REQUIRED ACTION >> Work out how many lines in the material below hold the word "text". Write only the number.

EXCERPTED RECORDS >>

= Beginning of Section =

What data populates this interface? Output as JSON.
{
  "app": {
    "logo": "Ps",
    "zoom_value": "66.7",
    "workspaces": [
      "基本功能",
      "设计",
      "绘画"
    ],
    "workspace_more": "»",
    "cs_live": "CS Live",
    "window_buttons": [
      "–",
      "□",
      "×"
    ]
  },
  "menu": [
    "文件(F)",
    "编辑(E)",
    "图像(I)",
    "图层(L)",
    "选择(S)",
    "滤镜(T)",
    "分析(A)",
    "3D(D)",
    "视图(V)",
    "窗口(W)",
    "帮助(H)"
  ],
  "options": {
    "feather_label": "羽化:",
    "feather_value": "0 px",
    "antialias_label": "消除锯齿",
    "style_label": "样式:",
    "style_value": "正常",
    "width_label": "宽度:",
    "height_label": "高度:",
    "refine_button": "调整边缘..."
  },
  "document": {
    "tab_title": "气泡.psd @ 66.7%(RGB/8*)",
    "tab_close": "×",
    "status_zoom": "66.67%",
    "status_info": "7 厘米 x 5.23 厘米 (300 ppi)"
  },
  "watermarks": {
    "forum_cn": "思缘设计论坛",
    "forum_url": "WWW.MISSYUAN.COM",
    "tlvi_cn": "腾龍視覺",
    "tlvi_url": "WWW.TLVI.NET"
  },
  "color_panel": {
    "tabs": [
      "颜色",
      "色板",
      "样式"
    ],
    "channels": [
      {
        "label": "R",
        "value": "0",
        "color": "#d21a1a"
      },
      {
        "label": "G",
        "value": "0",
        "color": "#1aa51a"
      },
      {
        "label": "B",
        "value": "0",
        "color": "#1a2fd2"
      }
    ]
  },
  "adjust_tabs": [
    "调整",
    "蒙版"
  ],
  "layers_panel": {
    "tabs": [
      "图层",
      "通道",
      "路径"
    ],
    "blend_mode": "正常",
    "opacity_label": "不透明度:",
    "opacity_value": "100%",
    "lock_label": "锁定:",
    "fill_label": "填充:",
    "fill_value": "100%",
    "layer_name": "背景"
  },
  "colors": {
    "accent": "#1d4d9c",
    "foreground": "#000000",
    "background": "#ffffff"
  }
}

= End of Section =
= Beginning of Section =

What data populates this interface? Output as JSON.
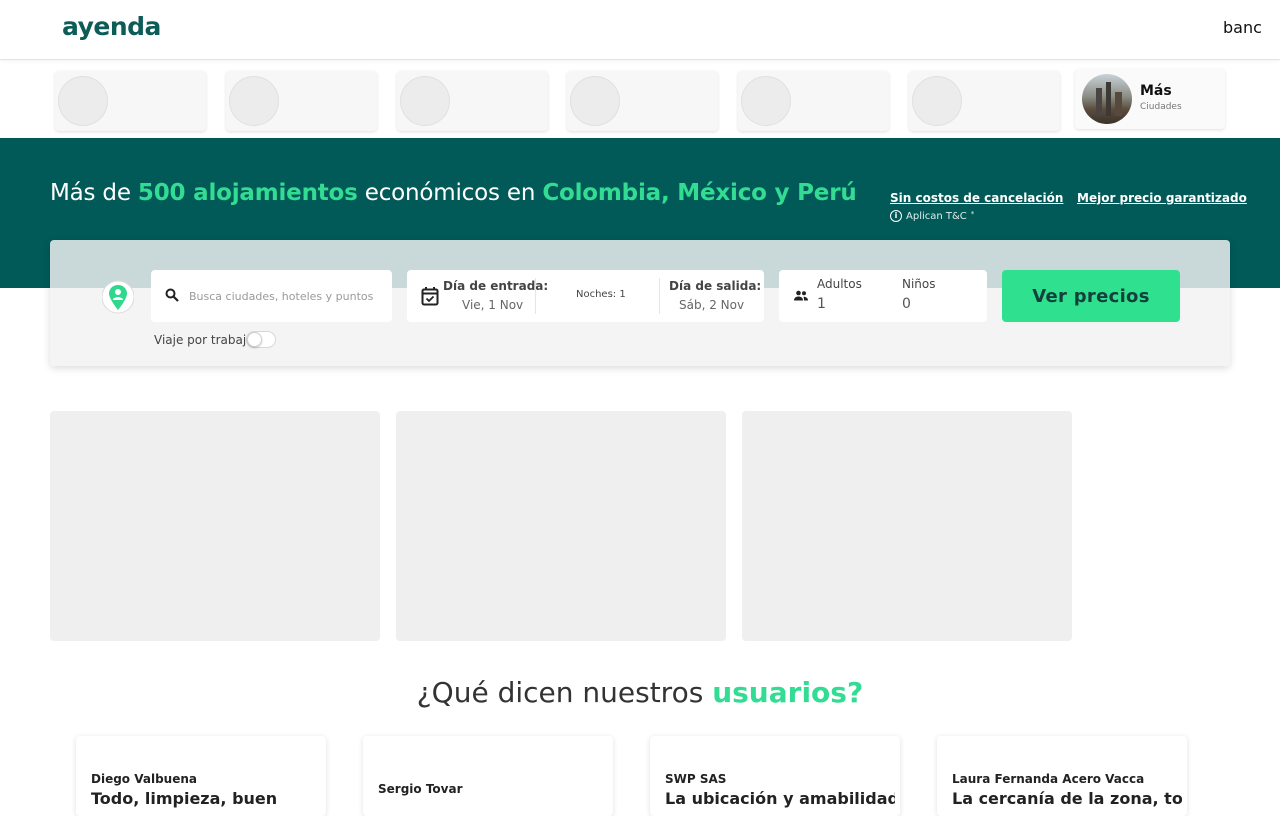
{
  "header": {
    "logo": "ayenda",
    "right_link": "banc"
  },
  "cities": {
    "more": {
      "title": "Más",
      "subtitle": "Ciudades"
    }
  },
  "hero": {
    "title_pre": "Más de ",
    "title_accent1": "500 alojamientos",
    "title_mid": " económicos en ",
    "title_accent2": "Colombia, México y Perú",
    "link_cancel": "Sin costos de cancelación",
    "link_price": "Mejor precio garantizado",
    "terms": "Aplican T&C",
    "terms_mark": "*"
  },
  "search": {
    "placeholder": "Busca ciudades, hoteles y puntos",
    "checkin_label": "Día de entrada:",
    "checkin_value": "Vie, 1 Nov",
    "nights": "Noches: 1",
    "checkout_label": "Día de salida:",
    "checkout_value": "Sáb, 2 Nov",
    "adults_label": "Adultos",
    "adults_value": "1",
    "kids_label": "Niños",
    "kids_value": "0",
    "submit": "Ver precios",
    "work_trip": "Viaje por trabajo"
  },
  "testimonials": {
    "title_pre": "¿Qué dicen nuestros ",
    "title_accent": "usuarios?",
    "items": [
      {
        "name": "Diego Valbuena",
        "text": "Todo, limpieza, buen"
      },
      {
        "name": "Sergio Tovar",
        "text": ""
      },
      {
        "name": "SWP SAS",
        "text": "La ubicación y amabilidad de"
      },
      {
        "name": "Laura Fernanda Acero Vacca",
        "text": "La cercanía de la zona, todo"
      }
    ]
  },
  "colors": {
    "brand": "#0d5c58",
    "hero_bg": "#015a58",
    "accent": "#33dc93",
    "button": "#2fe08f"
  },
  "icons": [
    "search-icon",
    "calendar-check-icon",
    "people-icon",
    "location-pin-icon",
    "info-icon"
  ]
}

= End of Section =

REPLY >> 4